7. Commonwealth of connections.
Increasingly, the aging population is driving massive societal shifts, resulting in a host of new products and services. Businesses are emerging across all economic and social strata, with products and services designed to connect to the financial, social and medical needs of 100-plus million U.S. consumers.


8. Personal ROI.
Consumers are demanding greater value from every product and service they buy. This personal value is now being defined as personal return on investment. These value requirements transcend product cost and functionality to include a value differential. The value differentials that encompass fair trade, resource management, and the efficacy and productivity of corporate social responsibility programs are increasingly part of this emotional and social value equation.

 


 

Clematis pruning tips for masses of blooms

When it comes to those popular blooming vines, clematis, turn to the Hummingbird Farm in Turner. This time of year, the subject of pruning those wonderful perennials causes many a gardener to shiver and shake in their boots. With a shrug of their shoulders, and a sense of humor, here’s what the folks from Hummingbird Farm (in Turner) say on the subject:

Pruning causes gardeners more anxiety than any other aspect of growing clematis-and it is NOT necessary! Forget what you may have read or heard elsewhere. Most published works on clematis are written by folks who garden in warmer climates than ours, with longer growing seasons and milder winters. We have tested our pruning recommendations for a number of years on a wide variety of clematis and they work.
Under the “Frozen North Pruning System,” there are only two pruning treatments. Which you use depends on when your clematis blooms.

• Don’t Bother! Clematis that begin to bloom in May or early June should not be pruned; Mother Nature will do the pruning for you. Our long, harsh winters will cause some winter kill on the top growth. We recommend pruning out this winter kill after the leaves start to grow in the spring. The amount of winter kill will, of course, depend on how cold the winter is; some winters, some clematis may die back to the ground. This is OK – feed and water them well and they will regrow and bloom for you.

• Full Prune. Clematis that don’t begin to bloom until late June or later should be severely cut back in late winter or early spring. This is a great cure for cabin fever! In late March or early April, pick a warm day and sharpen your pruning shears. Cut all the stems on your Full Prune clematis at anywhere from 12 to 18 inches above the ground. The stems you have removed should be quite brittle and will easily pull off their support. This may sound drastic but in fact it is quick and easy to do. If you’re like us, it will take you longer to find the pruners than it will to prune a couple of mature plants! And, no, you will not kill the plant – it will thank you by blooming more profusely than ever.
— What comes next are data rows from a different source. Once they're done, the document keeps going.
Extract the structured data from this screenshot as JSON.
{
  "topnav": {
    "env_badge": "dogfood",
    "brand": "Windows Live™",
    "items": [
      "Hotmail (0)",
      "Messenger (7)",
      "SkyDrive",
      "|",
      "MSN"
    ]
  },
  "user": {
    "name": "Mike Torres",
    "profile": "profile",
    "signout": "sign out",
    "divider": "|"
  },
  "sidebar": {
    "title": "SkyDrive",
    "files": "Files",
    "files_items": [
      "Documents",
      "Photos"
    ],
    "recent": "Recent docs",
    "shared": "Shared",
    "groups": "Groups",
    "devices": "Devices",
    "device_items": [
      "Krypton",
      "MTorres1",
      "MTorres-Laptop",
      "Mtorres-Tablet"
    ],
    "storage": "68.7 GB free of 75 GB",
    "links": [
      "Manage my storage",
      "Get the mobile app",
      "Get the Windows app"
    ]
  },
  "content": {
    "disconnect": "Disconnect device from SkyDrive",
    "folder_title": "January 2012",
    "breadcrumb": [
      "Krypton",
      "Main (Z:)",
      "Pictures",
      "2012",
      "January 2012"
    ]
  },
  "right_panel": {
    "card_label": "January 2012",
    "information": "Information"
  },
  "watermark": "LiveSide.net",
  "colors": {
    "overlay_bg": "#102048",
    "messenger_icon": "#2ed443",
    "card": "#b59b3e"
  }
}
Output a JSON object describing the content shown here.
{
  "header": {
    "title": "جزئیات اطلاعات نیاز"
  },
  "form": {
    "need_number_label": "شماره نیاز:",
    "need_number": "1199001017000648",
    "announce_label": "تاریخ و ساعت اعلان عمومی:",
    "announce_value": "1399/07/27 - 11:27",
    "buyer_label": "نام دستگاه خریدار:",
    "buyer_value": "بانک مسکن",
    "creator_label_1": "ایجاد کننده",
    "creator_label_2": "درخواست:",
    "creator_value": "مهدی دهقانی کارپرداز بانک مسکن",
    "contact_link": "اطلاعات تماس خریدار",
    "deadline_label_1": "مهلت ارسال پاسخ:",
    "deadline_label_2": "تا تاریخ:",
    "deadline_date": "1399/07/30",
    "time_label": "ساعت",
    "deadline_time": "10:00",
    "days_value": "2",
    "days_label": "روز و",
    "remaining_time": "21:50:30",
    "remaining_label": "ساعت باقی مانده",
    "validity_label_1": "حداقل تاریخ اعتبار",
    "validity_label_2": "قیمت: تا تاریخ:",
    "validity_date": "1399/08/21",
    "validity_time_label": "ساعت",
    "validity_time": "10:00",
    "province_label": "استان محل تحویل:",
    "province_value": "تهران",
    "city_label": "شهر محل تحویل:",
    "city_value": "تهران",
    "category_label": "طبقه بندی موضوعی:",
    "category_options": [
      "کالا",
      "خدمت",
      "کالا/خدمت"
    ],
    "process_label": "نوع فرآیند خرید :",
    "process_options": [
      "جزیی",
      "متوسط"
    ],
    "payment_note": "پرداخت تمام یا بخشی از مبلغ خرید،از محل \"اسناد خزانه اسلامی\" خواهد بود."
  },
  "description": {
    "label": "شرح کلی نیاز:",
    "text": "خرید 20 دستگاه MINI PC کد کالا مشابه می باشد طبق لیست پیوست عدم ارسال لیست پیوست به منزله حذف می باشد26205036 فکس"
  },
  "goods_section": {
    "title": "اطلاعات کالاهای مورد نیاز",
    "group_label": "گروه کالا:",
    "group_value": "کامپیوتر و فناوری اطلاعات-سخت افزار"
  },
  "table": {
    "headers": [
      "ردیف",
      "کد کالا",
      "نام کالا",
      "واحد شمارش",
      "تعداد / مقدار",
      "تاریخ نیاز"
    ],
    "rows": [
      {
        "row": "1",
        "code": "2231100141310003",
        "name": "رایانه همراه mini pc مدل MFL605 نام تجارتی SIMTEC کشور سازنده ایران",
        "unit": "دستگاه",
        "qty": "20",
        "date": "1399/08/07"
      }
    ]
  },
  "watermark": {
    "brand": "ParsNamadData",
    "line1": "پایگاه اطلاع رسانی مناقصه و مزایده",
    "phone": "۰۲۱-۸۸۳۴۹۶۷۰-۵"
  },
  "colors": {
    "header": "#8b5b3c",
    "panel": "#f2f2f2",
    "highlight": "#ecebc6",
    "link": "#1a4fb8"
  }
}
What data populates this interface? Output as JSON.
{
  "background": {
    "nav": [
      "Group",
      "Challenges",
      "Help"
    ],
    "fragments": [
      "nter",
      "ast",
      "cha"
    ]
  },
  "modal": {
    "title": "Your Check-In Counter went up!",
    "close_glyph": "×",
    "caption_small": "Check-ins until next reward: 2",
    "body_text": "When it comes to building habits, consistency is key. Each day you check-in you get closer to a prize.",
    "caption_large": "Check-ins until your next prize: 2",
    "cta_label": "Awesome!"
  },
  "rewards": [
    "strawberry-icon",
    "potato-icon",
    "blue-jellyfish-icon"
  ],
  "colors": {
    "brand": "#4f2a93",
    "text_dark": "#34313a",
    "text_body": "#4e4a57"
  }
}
And here’s a final, Deep, Dark Secret: If life gets in the way or you forget or make a mistake or somehow don’t prune your clematis correctly this spring, so what? Your clematis may not bloom quite when you expect it to or for as long, but it won’t hurt you or the plant. We don’t recommend making the same mistake too many years in a row, but the occasional slip up is not the end of the world.

Also Hummingbird folks recommend that established clematis plants get a springtime boost of a shovel-full or two of compost (the amount depending on the size of the plant) and then a couple feedings of RoseTone fertilizer (Espoma) in early and mid-summer. The rose fertilizer gives clematis, which has nutrient needs similar to those of roses, just what they require and adds beneficial microbes which could help suppress plant diseases. They also warn to not feed clematis those “blue’ fertilizers because they don’t provide what the rose fertilizers do, and to not feed the plants anytime after August 21 so they can ease into dormancy for the winter.
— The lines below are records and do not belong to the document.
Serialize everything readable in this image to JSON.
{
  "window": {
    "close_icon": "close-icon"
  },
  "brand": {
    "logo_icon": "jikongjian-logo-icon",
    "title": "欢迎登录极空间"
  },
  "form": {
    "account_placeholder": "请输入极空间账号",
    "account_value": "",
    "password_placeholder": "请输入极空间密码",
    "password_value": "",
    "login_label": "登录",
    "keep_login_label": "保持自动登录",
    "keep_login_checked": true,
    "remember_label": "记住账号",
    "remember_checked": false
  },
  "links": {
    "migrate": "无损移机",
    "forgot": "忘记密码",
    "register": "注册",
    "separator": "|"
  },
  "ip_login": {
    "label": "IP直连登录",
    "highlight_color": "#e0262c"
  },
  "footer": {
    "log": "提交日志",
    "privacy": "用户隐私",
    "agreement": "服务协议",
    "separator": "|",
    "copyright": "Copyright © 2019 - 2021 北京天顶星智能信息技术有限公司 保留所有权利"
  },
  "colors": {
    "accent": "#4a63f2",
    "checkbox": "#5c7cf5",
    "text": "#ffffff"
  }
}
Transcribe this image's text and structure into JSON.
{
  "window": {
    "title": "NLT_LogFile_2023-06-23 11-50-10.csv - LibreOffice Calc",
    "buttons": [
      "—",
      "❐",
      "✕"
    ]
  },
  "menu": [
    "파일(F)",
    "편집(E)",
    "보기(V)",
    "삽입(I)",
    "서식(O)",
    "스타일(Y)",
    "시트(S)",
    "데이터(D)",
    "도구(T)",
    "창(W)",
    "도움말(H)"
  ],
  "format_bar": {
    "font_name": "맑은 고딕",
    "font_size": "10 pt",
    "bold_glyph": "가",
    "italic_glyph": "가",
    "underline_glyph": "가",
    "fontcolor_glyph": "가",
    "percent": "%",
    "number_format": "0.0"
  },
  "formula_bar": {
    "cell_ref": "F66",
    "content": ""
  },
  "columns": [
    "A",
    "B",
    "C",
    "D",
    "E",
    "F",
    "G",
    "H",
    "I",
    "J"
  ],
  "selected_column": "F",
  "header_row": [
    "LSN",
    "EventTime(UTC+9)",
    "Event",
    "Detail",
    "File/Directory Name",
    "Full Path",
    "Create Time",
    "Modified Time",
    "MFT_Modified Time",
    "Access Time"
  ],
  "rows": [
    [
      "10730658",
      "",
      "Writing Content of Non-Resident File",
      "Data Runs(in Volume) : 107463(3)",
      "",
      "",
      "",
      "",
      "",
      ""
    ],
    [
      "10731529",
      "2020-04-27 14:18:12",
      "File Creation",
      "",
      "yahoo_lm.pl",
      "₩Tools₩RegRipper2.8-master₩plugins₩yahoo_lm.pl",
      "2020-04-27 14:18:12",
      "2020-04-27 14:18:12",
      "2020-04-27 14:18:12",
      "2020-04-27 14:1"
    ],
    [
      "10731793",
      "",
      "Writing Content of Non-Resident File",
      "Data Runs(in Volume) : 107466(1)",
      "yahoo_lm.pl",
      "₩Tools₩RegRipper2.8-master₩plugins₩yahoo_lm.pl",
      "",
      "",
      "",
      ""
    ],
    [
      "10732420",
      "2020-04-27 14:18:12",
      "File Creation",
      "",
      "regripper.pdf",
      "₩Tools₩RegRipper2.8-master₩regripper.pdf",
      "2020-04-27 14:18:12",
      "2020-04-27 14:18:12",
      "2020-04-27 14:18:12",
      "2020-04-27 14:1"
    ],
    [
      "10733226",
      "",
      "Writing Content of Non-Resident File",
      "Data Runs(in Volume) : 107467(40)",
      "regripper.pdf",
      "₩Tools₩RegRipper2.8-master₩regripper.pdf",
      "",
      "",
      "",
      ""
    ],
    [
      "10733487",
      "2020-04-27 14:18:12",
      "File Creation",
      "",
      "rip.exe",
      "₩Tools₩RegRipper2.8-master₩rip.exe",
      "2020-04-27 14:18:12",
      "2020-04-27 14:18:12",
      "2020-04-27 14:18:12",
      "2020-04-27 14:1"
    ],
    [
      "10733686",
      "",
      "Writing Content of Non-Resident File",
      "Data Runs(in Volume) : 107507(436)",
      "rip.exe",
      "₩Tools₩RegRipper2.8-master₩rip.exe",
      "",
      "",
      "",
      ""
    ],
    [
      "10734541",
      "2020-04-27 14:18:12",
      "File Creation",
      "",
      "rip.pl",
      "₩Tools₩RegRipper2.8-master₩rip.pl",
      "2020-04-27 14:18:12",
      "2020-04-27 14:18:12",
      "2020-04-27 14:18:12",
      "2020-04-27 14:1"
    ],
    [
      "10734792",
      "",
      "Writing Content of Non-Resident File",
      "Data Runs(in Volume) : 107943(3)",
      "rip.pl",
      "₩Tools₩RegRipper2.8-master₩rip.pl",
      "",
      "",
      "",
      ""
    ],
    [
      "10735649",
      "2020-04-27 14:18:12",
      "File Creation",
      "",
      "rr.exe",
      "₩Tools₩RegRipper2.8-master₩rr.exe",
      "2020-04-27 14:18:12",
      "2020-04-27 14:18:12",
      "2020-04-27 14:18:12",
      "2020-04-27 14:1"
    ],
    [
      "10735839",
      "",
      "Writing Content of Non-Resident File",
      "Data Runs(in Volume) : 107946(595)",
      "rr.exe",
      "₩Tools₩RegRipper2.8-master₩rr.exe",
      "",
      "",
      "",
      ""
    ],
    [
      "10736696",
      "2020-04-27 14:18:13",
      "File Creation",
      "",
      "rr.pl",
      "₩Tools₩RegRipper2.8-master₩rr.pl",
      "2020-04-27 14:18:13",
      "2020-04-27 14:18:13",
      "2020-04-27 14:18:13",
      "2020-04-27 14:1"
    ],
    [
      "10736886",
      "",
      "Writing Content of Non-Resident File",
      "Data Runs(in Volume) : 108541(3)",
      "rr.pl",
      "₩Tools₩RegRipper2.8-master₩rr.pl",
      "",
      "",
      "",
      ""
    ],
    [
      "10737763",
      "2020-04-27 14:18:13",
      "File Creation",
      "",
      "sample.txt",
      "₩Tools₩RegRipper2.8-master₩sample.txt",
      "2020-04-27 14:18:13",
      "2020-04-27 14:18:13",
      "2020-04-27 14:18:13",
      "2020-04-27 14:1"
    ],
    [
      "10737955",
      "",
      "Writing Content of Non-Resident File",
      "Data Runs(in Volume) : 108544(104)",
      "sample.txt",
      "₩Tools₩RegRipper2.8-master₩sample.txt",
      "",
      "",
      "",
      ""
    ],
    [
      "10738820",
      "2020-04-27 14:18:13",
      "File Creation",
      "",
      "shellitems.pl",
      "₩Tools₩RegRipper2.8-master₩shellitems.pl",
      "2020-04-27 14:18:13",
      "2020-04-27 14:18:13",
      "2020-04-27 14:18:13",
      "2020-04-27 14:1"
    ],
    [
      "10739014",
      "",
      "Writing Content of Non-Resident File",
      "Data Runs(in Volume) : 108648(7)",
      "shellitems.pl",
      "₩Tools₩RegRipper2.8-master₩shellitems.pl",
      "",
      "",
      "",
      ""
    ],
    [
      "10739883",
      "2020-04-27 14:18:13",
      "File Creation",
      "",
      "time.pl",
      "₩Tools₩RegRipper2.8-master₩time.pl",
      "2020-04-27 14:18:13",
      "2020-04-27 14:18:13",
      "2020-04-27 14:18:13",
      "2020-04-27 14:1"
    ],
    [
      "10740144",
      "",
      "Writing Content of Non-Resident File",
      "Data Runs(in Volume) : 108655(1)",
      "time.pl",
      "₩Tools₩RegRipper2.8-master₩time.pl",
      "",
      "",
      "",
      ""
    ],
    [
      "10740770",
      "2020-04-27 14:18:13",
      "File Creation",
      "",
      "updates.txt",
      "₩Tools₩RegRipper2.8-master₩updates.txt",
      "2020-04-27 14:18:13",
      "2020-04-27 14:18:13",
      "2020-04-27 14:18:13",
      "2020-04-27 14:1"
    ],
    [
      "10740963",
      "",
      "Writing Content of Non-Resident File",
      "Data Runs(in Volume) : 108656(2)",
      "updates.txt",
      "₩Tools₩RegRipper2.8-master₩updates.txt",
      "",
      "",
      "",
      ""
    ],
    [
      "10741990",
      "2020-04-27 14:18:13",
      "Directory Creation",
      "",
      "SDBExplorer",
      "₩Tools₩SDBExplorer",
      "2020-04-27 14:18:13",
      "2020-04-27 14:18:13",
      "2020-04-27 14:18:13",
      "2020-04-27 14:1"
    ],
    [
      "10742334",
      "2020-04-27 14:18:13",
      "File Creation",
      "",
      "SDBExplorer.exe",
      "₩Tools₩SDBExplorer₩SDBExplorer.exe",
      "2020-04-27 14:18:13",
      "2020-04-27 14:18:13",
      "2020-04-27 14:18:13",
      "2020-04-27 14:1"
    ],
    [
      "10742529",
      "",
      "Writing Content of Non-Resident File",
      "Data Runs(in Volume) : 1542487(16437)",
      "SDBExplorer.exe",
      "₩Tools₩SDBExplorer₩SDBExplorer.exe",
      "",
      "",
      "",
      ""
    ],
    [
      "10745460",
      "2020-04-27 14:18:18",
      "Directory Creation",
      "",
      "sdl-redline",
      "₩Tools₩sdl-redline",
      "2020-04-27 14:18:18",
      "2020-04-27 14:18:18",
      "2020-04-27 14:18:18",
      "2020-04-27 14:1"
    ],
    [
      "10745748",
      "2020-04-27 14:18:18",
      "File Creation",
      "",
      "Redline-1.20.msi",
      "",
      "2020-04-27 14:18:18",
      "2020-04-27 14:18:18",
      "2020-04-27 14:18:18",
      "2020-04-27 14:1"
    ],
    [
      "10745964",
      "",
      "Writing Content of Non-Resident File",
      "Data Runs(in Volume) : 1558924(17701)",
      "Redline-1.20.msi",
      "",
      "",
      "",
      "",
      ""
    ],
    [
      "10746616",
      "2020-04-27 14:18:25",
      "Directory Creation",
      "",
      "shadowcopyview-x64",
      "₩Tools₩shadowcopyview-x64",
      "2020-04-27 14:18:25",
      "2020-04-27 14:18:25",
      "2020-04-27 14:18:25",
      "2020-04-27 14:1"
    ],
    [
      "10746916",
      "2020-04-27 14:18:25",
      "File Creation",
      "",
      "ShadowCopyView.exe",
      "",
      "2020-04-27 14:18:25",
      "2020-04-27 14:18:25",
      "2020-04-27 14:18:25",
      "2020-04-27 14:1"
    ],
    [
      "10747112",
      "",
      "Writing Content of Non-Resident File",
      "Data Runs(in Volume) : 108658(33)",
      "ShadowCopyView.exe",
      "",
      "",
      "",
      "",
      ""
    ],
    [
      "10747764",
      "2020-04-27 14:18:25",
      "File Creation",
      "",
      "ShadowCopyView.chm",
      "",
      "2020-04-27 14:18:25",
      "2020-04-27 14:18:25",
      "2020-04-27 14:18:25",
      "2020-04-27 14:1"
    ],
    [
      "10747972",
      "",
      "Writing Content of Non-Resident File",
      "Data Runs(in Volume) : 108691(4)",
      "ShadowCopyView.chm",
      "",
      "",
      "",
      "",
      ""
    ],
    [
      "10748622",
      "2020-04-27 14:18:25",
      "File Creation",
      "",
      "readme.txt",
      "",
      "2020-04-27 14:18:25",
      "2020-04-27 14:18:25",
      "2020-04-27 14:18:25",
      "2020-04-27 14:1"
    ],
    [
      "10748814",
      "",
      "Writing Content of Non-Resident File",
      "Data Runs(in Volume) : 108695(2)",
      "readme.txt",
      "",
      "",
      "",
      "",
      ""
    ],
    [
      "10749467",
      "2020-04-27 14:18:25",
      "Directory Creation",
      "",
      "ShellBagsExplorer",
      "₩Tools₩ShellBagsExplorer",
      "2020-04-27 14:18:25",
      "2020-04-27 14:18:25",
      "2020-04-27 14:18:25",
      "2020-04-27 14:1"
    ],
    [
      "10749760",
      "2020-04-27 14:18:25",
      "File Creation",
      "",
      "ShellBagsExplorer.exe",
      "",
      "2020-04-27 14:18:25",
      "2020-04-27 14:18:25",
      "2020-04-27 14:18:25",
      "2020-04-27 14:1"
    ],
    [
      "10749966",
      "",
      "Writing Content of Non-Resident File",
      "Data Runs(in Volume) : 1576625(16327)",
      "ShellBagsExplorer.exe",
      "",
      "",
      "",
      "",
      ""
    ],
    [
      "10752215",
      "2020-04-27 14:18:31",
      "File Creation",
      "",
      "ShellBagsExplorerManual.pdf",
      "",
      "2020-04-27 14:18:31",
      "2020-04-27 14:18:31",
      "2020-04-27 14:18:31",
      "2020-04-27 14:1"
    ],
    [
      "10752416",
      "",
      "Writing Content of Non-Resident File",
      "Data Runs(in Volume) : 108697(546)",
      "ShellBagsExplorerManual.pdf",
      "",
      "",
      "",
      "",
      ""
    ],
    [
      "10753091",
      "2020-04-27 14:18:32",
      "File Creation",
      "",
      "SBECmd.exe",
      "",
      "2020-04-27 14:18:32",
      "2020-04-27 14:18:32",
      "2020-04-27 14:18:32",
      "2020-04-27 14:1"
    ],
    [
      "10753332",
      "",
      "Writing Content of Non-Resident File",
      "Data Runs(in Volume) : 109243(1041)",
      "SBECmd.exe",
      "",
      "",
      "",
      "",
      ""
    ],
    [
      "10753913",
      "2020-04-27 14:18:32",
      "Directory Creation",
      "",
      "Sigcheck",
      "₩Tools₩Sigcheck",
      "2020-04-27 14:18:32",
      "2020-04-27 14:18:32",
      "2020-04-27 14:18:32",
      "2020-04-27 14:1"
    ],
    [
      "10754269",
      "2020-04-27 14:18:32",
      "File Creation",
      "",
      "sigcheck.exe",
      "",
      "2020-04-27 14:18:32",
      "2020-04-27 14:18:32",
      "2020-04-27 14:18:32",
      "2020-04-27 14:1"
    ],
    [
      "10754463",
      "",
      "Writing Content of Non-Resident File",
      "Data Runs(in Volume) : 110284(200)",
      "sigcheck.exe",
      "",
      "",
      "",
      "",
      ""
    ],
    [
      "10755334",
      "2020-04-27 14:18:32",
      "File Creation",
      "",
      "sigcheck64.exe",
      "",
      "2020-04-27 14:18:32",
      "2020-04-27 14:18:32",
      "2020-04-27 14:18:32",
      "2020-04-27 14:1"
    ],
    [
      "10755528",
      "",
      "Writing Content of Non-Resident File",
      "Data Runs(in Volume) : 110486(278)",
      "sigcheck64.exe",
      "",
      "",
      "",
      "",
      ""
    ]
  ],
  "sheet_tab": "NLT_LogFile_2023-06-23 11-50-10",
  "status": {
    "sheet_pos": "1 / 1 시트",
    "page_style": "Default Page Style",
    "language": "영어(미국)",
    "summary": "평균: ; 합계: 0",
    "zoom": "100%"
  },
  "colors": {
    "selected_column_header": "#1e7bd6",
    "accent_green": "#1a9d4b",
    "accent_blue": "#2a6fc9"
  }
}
Well, there you have it. So, relax and enjoy the season. For more information on clematis pruning tips and fertilization, visit the Hummingbird Farm, hummingbirdfarm.net/clematis_pruning.

 

Lynette L. Walther is the recipient of the National Garden Bureau’s Exemplary Journalism Award and the Florida Magazine Association’s Silver Award of Writing Excellence. She is a member of the Garden Writers Association. She gardens in Camden.